*** Opening Given data ***
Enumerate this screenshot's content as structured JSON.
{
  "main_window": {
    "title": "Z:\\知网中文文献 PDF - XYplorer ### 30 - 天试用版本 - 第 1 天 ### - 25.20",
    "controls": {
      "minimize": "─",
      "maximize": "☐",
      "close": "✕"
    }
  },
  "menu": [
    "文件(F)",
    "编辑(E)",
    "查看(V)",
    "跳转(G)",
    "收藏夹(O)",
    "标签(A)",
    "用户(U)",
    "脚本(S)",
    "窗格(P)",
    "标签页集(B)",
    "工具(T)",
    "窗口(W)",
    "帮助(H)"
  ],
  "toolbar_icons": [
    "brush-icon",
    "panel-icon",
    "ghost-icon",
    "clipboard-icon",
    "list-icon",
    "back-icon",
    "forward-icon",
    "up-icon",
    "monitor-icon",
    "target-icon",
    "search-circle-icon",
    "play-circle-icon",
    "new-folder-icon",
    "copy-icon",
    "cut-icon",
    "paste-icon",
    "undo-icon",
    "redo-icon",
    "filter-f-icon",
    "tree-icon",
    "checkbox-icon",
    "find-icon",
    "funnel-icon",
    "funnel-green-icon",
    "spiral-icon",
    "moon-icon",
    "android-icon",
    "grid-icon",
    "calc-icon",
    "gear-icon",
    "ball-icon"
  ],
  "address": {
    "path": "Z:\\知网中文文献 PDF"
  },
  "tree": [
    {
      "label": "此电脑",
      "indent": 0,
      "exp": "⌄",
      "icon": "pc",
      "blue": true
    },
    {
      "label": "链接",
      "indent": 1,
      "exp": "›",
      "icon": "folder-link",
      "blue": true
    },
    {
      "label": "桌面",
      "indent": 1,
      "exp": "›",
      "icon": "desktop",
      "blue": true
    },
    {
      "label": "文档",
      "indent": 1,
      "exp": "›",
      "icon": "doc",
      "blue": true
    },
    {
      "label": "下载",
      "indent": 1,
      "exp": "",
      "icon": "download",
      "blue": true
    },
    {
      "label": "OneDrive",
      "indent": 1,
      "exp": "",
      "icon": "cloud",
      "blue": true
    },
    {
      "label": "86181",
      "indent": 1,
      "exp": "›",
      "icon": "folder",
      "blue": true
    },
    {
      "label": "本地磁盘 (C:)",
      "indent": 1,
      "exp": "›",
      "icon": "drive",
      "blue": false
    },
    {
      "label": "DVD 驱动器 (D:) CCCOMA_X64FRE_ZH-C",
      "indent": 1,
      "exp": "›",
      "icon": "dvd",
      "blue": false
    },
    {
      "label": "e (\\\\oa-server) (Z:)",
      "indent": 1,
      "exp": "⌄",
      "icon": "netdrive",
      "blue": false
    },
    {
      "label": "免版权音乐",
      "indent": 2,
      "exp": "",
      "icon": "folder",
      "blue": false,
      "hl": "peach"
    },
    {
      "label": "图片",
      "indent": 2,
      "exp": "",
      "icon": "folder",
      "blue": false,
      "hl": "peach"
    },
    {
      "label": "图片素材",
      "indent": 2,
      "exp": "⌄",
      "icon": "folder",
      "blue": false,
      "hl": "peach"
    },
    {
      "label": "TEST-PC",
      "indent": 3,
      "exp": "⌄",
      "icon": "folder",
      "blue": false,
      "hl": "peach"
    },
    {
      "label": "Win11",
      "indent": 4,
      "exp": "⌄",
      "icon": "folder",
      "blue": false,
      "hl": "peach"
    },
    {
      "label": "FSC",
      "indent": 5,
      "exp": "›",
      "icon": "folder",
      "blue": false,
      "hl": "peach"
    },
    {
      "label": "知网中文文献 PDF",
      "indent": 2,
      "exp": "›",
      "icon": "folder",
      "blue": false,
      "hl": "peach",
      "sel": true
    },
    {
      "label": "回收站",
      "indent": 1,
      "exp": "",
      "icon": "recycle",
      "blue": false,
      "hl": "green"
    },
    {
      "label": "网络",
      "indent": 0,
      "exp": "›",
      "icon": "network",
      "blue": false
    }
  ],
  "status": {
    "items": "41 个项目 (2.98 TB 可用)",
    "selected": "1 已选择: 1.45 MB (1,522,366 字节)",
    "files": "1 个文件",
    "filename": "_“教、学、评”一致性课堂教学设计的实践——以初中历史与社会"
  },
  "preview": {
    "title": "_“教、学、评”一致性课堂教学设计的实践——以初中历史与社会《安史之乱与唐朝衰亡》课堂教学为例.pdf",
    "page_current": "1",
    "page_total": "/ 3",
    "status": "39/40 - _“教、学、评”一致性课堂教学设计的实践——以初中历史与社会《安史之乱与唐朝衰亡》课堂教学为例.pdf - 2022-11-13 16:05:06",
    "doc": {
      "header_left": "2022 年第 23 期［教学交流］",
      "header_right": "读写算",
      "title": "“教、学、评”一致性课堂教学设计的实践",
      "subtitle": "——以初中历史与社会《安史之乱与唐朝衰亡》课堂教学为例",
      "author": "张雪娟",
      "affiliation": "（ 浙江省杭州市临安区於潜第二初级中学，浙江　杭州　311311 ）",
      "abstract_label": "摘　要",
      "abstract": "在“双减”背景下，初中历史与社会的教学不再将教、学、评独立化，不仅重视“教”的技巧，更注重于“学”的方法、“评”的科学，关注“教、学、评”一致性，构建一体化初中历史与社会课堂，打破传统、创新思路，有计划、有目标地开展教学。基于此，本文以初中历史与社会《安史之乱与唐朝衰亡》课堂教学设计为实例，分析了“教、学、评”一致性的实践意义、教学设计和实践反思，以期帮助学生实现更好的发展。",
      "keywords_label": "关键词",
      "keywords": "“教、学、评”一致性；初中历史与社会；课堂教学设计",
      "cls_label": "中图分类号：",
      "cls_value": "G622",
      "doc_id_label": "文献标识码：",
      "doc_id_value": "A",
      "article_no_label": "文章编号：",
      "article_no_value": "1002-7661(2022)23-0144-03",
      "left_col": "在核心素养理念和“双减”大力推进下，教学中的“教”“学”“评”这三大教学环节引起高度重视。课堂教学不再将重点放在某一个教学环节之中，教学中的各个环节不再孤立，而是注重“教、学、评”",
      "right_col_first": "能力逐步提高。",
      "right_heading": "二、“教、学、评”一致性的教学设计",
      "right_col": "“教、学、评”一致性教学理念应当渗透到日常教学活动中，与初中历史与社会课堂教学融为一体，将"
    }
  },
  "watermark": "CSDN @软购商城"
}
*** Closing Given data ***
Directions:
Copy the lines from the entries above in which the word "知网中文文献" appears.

Written solution:
    "title": "Z:\\知网中文文献 PDF - XYplorer ### 30 - 天试用版本 - 第 1 天 ### - 25.20",
    "path": "Z:\\知网中文文献 PDF"
      "label": "知网中文文献 PDF",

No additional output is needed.